Bullying and harassment behaviours are also related to workplace incivility. The employee census shows that a substantial proportion of APS employees reported they had experienced workplace incivility from colleagues:

  • 24% reported at least sometimes being spoken to in an unprofessional manner
  • 23% reported at least sometimes their colleagues paid little attention to them or their ideas
  • 9% reported their colleagues at least sometimes made demeaning or derogatory comments about them.

Workplace incivility was, unfortunately, not limited to co-workers. Although less frequent, employee census respondents felt their supervisors also engaged in uncivil behaviour:

  • 10% of respondents reported that at least sometimes their supervisor spoke to them in unprofessional terms
  • 16% reported that at least sometimes their supervisor paid little attention to their ideas
  • 5% reported that sometimes their supervisor made demeaning or derogatory remarks about them.

Although not as extreme as harassment or bullying behaviour, perceived workplace incivility has a similar effect on employee engagement.

In 2012–13, 88 agencies had fully developed policies in place on how to respond to reports of workplace bullying. Only three agencies did not have such a policy. Specific bullying prevention programs had also been implemented in 56 agencies, including Harassment Contact Officer networks, workplace respect programs and fact sheets on workplace bullying and harassment.


7 Claim rate data is only analysed for agencies with more than 500 employees to avoid the distortion that can occur when agencies with a small number of employees are included in the analysis. Given the nature of the data, year-on-year acceptance rates for injury claims cannot be calculated. That is, as claims can be received in one year and accepted or not in another, it is not possible to determine how many of the claims received in any given year were accepted.

8 R Karasek, ‘Lower Health Risk with Increased Job Control among White Collar Workers’, Journal of Organizational Behavior, (1990), vol. 11, no. 3, pp. 171–185.

9 Job demand refers to issues such as job design and workload, while control refers to the amount of autonomy employees have over their work (that is, decision making).

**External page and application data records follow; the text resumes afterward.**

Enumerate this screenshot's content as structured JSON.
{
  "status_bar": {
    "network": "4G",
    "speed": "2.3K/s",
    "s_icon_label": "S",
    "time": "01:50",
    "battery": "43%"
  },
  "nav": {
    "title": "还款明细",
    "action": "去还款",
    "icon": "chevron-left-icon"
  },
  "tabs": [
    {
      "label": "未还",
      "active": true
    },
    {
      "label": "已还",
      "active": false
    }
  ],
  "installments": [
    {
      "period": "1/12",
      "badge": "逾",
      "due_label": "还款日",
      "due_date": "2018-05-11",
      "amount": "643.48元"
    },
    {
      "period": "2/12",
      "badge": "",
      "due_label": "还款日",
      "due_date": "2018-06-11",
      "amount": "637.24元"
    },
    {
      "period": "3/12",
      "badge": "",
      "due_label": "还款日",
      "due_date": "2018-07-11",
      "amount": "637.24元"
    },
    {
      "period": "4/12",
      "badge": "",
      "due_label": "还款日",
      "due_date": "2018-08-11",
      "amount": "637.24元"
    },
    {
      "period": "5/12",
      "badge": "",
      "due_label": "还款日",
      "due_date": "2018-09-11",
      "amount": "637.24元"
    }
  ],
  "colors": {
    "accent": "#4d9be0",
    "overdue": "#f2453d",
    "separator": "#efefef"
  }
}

10 R Karasek, ‘Job Demands, Job Decision Latitude, and Mental Strain: Implications for Job Redesign’, Administrative Science Quarterly, (1979), vol. 24, no. 2, pp. 285–308.

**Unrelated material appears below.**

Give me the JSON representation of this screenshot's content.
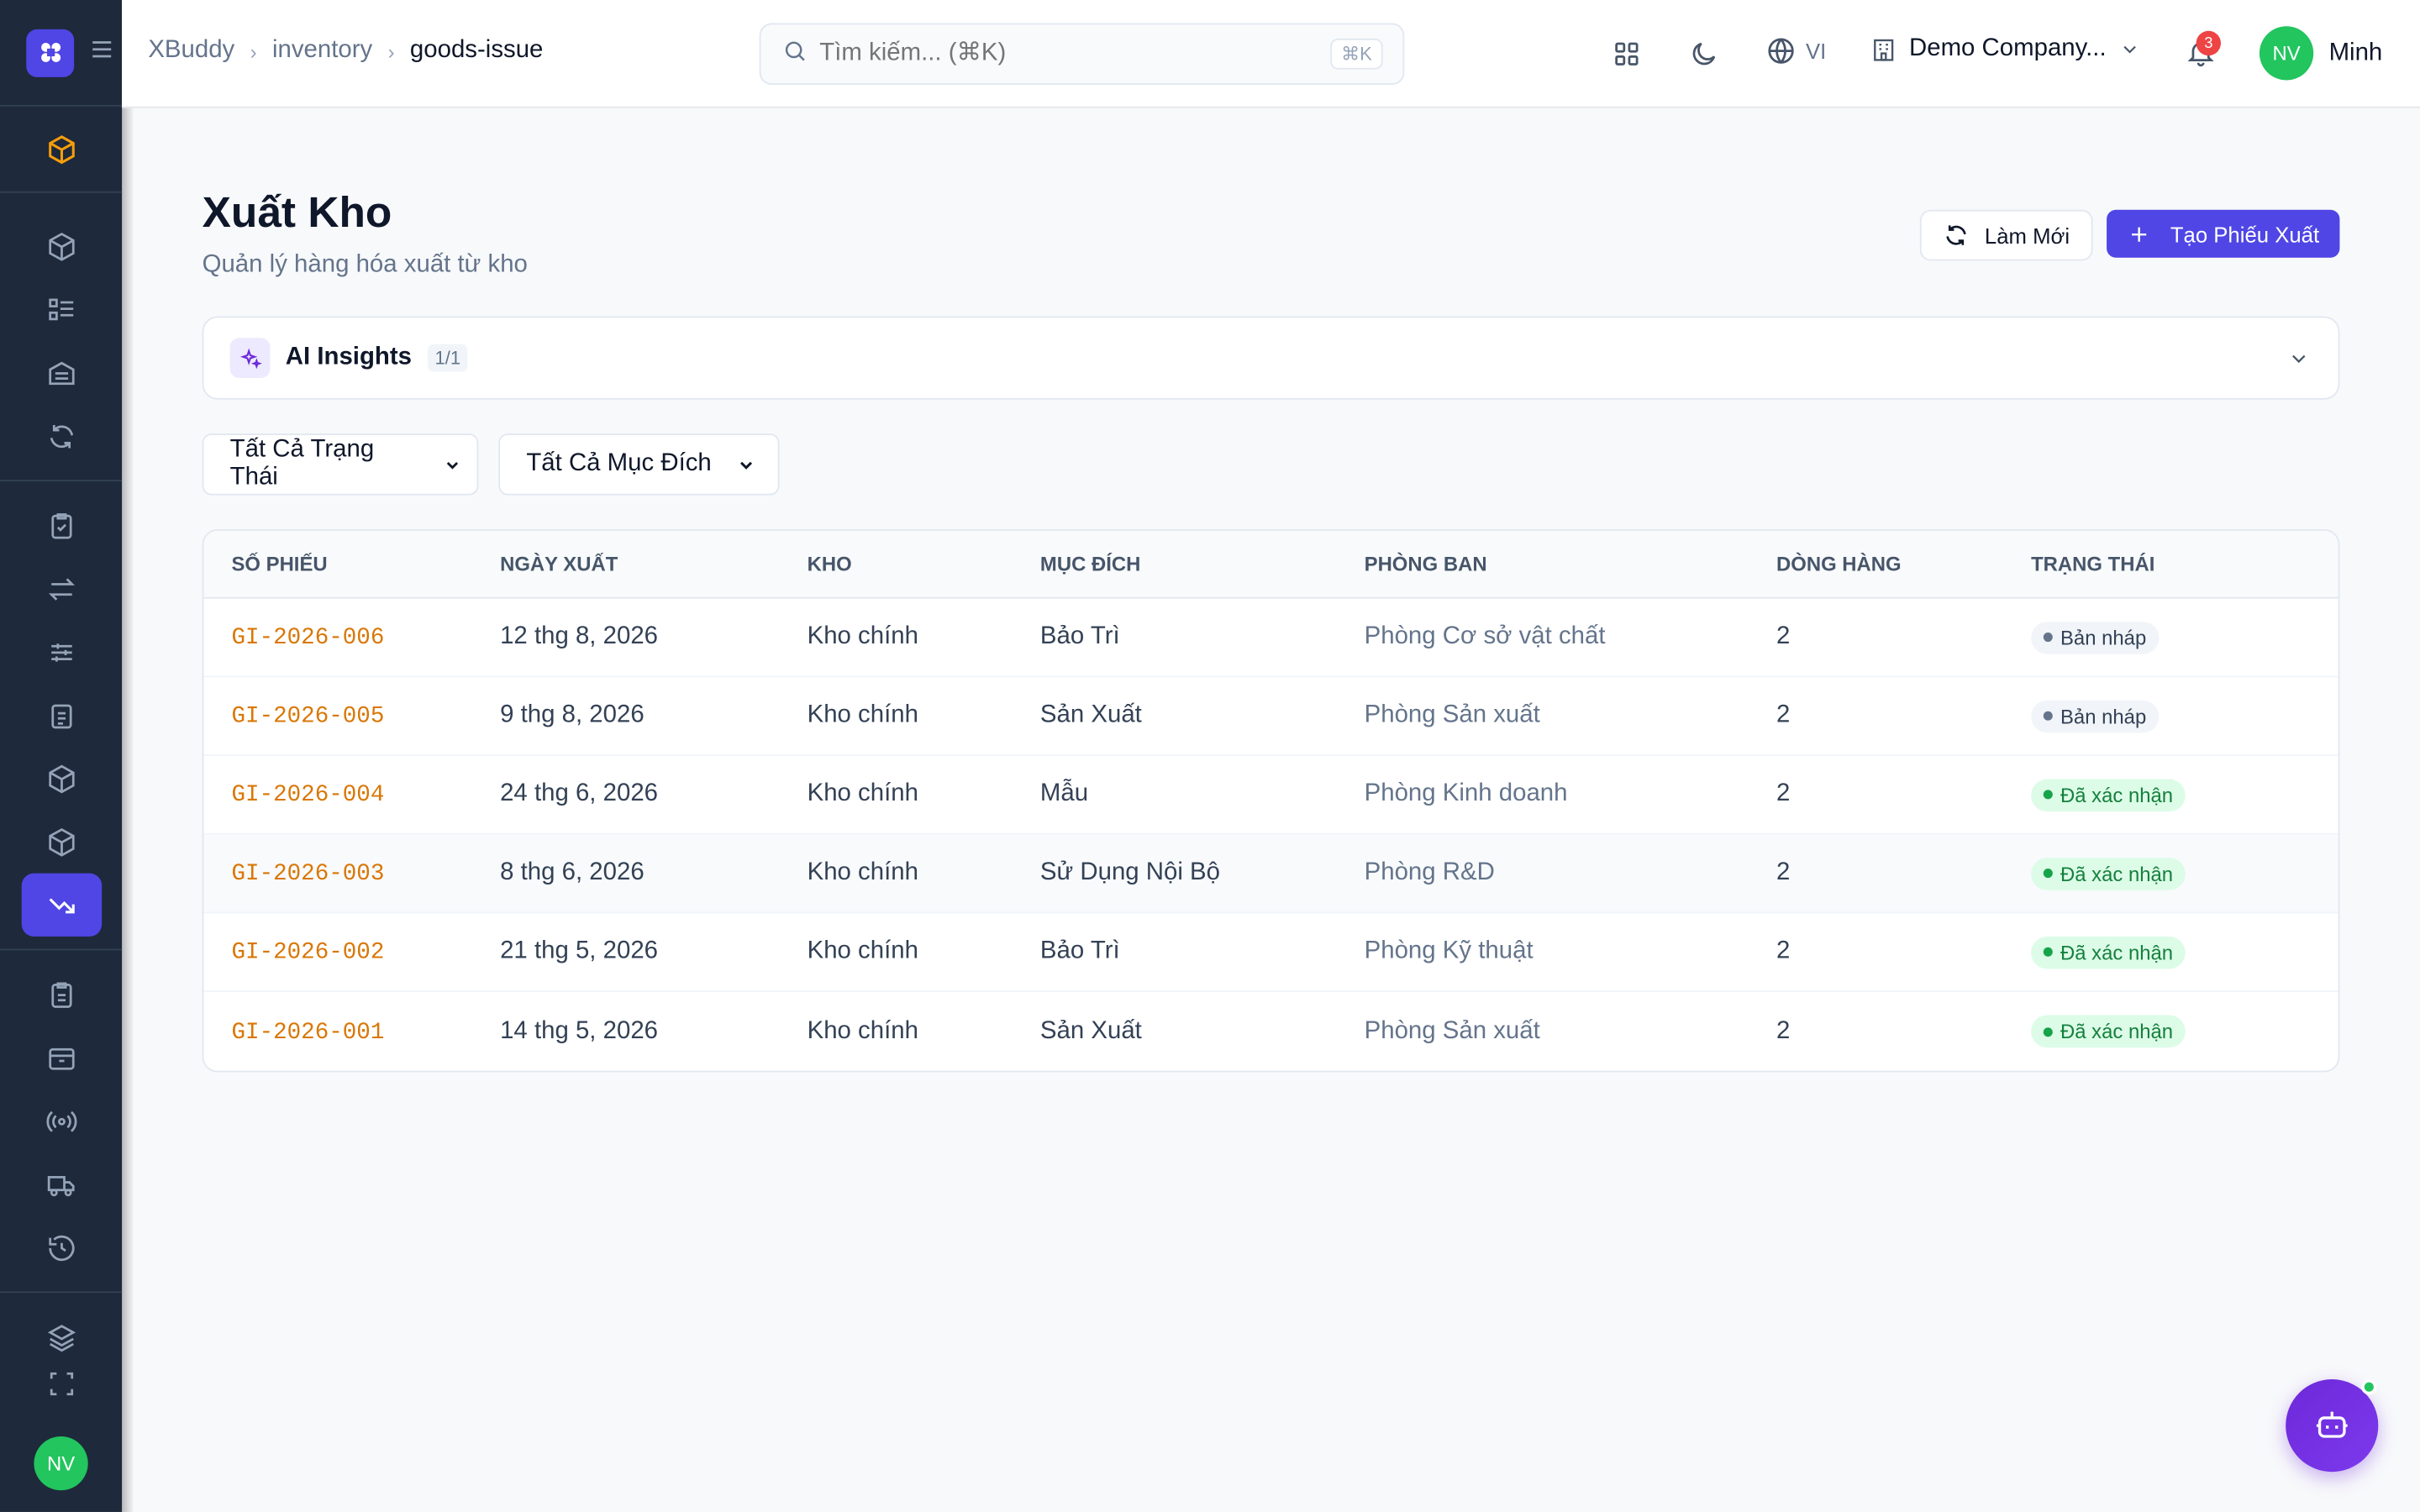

11 CJ Mackay, R Cousins, PJ Kelly, S Lee and RH McCaig, ‘“Management Standards” and Work Related Stress in the UK: Policy Background and Science’, Work and Stress, (2004), vol. 18, no. 2, pp. 91–112.

12 Comcare, Working Well: An Organisational Approach to Preventing Psychological Injury, Commonwealth of Australia, Canberra, (2008); Comcare, Beyond Working Well: A Better Practice Guide, Commonwealth of Australia, Canberra, (2009).

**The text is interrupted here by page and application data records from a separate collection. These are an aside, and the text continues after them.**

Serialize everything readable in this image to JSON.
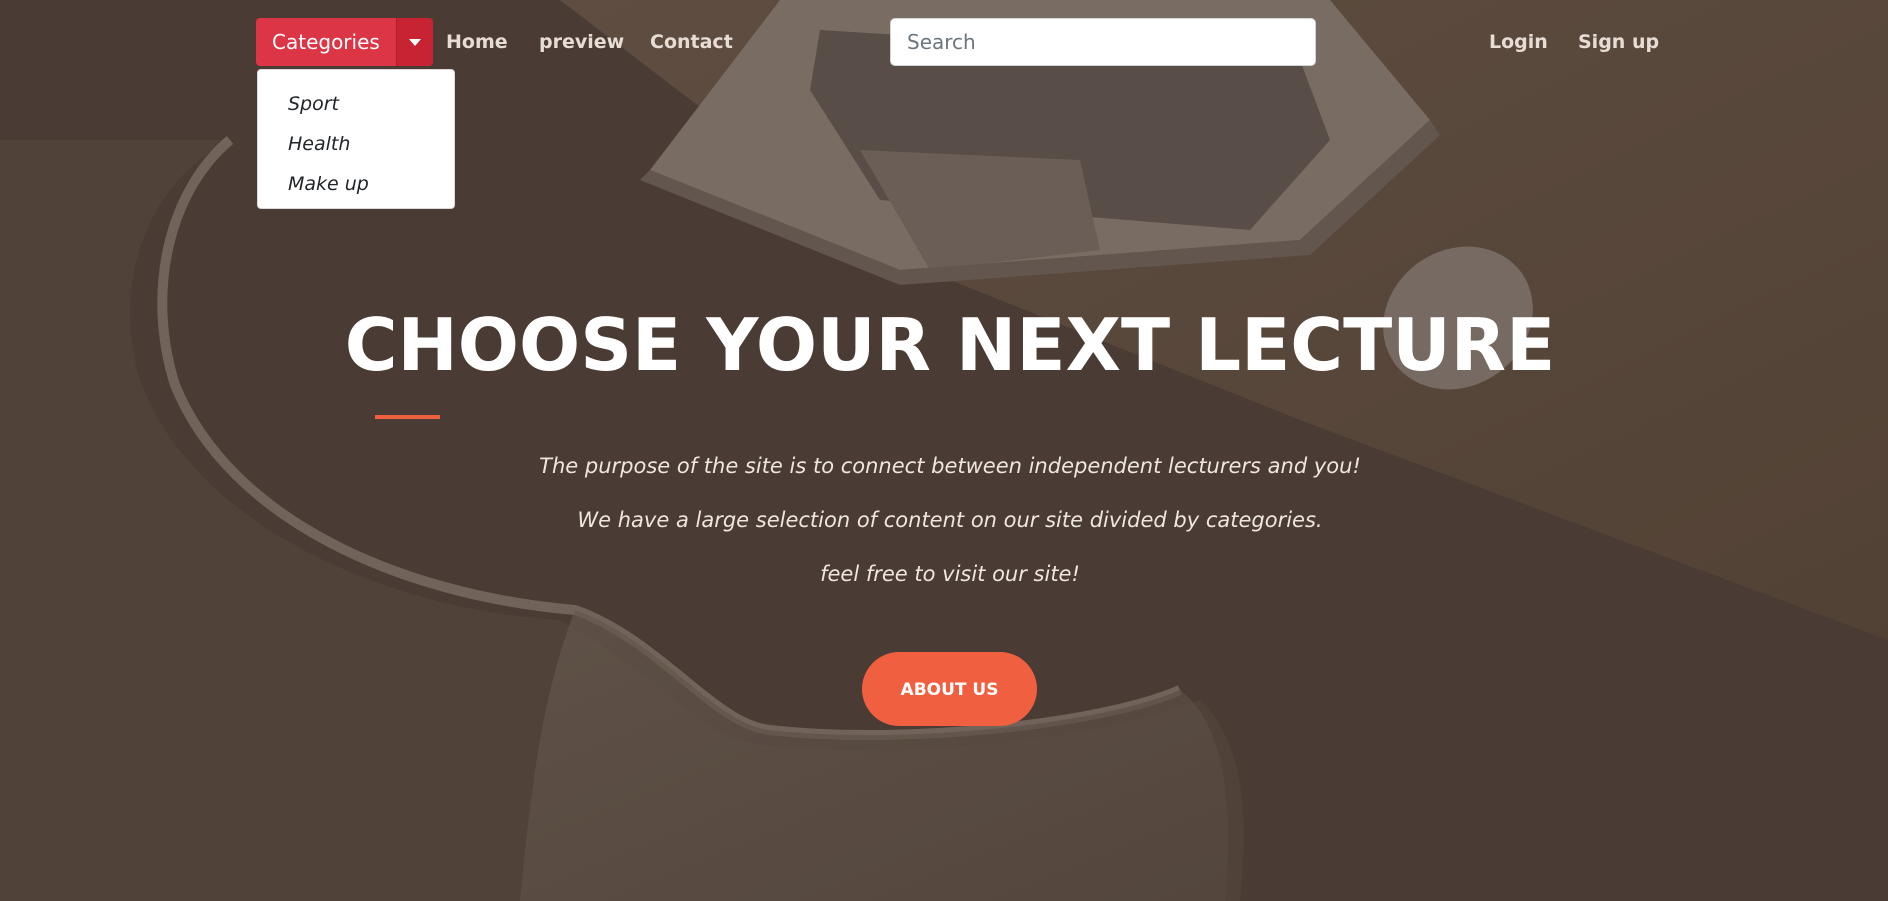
{
  "navbar": {
    "categories_label": "Categories",
    "links": {
      "home": "Home",
      "preview": "preview",
      "contact": "Contact",
      "login": "Login",
      "signup": "Sign up"
    },
    "search": {
      "placeholder": "Search",
      "value": ""
    }
  },
  "categories_menu": {
    "items": [
      "Sport",
      "Health",
      "Make up"
    ]
  },
  "hero": {
    "title": "CHOOSE YOUR NEXT LECTURE",
    "lines": [
      "The purpose of the site is to connect between independent lecturers and you!",
      "We have a large selection of content on our site divided by categories.",
      "feel free to visit our site!"
    ],
    "button_label": "ABOUT US"
  },
  "colors": {
    "accent": "#f05f40",
    "categories_button": "#dc3545",
    "background": "#4c3f37"
  },
  "icons": {
    "dropdown_toggle": "caret-down-icon"
  }
}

13 Medibank, Sick at Work: The Cost of Presenteeism to your Business and the Economy, Sydney (2011).

14 Australian Public Service Commission and Comcare, As One, Working Together: Promoting Mental Health and Wellbeing at Work, Commonwealth of Australia, Canberra, (2013).

15 Employees responding to this question are provided with this definition of harassment and bullying: For the purpose of this survey, workplace harassment entails offensive, belittling or threatening behaviour directed at an individual or group of APS employees. The behaviour is unwelcome, unsolicited, usually unreciprocated and usually (but not always) repeated. While there is no standard definition of workplace bullying, it is generally used to describe repeated workplace behaviour that could reasonably be considered to be humiliating, intimidating, threatening or demeaning to an individual or group of individuals. It can be overt or covert.

16 New South Wales Public Service Commission, How it is: State of the NSW Public Sector, State of New South Wales, Sydney, (2012).

17 Employees were able to select more than one option.

Last reviewed: 
29 March 2018